TA is completely delighted with Renard, henceforth to be known as Petey (or Petie–I will ask her how she spells it). And I’d bet a lot of money that he is delighted with her, too. And she’ll start to be a little more OCD about his needs–in fact, she already has. If ever I start to feel like a failure, I’ll remind myself of this canine/human matchmaking I did, and cheer myself up. Because, if I say so myself, it was damned good for my first try, and I had almost nothing to go on, except for two pictures of him, coupled with a decent knowledge of breed characteristics and a lifelong habit of trying to guess which breeds were mixed in the mutts I met.
Giovanni and Jiminy have continued to cement their bond of friendship by crazy, puppy-like play. It’s adorable, and no one would believe that Jim is fifteen years old. I wouldn’t believe it myself, if I hadn’t had him almost the whole time. He makes me very happy. Amazingly, he’s getting more and more affectionate and cuddly each day, lately. After all these years, who’d have thought he could surprise me so much?
I’m trying to accustom Simo to being picked up and held in my lap. Progress will be slow there, I can tell. He was stiff as a board today. I’ll keep you posted. I just told him I was writing about him and he came for a kiss. I’ll go and cover him, in just a minute.
Charlotte, P.D.Z, Giovanni, and Burberry are being driven mad tonight by the deer who must be just over the fence. My neighbors may be driven mad by what the dogs have to say about the deer. I believe it’s a full moon tonight, or almost full, and it’s been very cold, so I’m sure the deer are foraging longer hours than usual. I locked the dog door last night, because I was very afraid that Grace or Annie Belle would go out and not be able to come back in, and because of the deer excitement, and I’ll do it again tonight.
Beloved F wrote me, happiness and relief coming through the ether, that Augustine, the dog she’d been worrying about, has found a foster home.
I had a very interesting and informative talk with the head of a Pit Bull rescue here in town.
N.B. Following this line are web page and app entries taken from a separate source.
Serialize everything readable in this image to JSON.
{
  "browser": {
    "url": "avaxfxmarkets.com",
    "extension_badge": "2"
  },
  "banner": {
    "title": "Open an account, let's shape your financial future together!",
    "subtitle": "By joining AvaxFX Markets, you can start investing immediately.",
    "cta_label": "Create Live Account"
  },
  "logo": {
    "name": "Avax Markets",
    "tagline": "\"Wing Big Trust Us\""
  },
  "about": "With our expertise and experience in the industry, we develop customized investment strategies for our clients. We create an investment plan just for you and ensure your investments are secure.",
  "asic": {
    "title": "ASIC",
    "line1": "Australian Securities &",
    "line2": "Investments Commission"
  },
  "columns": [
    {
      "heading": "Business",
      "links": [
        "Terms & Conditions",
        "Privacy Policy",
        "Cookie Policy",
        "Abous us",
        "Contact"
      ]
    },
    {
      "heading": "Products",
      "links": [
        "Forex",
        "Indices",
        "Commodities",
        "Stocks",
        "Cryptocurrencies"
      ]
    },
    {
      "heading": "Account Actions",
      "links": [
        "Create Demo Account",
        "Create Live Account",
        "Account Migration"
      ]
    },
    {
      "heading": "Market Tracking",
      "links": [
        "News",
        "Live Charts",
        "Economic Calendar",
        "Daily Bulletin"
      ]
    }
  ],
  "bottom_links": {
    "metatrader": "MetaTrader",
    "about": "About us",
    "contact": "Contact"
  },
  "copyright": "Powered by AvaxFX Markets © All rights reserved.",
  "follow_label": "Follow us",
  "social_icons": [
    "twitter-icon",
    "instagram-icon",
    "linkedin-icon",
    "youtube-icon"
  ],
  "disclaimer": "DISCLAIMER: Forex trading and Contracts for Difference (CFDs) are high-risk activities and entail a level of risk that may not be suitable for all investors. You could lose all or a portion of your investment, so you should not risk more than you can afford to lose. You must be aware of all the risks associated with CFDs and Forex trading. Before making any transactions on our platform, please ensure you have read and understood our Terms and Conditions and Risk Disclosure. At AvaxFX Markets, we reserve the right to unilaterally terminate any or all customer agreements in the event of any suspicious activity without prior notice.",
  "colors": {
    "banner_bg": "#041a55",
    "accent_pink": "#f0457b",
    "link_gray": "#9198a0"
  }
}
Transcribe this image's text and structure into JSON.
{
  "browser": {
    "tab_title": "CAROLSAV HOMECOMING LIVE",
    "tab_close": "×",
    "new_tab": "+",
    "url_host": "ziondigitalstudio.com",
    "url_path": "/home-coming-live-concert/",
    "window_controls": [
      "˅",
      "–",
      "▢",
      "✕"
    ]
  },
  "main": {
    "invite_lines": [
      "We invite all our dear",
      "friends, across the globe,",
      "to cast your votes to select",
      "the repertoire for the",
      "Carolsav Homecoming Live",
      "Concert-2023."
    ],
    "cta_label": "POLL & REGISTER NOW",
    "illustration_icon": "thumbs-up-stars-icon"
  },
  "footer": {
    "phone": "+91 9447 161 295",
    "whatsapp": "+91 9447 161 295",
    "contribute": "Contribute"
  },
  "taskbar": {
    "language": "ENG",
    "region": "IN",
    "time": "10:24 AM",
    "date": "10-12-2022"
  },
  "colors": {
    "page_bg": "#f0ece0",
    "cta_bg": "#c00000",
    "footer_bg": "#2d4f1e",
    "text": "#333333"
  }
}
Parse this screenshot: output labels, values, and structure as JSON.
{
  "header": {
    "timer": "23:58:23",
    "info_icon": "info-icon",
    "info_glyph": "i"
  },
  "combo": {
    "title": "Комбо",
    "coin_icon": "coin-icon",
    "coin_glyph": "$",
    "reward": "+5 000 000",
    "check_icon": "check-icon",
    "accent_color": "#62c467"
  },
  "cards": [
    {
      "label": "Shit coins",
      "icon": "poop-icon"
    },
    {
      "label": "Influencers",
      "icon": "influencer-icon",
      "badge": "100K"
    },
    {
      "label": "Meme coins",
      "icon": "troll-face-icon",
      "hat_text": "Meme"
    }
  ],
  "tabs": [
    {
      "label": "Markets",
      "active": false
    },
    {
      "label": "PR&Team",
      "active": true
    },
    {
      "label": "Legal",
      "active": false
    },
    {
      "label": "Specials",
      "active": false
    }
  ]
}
I was very impressed by her experience, and am glad to know her. It is she who rescued the little dumpster dog in my entry, ‘Close To Home’, although I didn’t know her yet, when I wrote that–it’s part of how I came to know her, in fact. She gave me the great news that, not only is the dog doing wonderfully at her foster home, but she’s already gotten at least one adoption application for the dog that looks good, so she’ll have a forever home very soon.
And last, but so not least, is that I met the famous Clarisse today, and she really is a sweetheart of a Pit Bull. She will have a couple of little issues, and strange things may set her off for a while, but after seeing her in Maureen’s happy, cozy home, I have no doubt that they’ll work everything out.
To help them, I was able to enlist the help of a budding dog trainer who has a real gift. This woman is an Earth mother, a dog goddess, and a calm and gentle person, and she has Pit Bulls of her own. She helped the rescue group for which I used to foster, and she helped me with my Sadie. This woman, whom from now on I’ll call Dog Goddess, or DG, will meet with Maureen and the family tomorrow, and, I’m positive, will have insight and knowledge to offer.
I also left an excellent book with Maureen, a Christmas gift I received from my cat-fanatic friend Cindy, someone I’ve known since we were ten or eleven years old (the year before Mrs. Wagatha gave that award to the wrong kid). I’m sure I’ll write much more about Cindy, especially since it doesn’t rain but it pours, and almost immediately after CE asked me to find her a dog, the mom of one of my cello students asked me to find them two cats. I can’t wait to write you the details of that request–I found it funny and fascinating. The book Cindy gave me is about caring for, training, and loving shelter dogs, especially older ones who may have had bad experiences. It’s written by a vet, and I’ve found excellent advice in it, always in the dog’s best interest.
I’m really quite relieved about the Clarisse situation. And so, as a kind of nightcap, here’s a link to a photo of Clarisse in her new coat, a hand-me-down from Maureen’s daughter: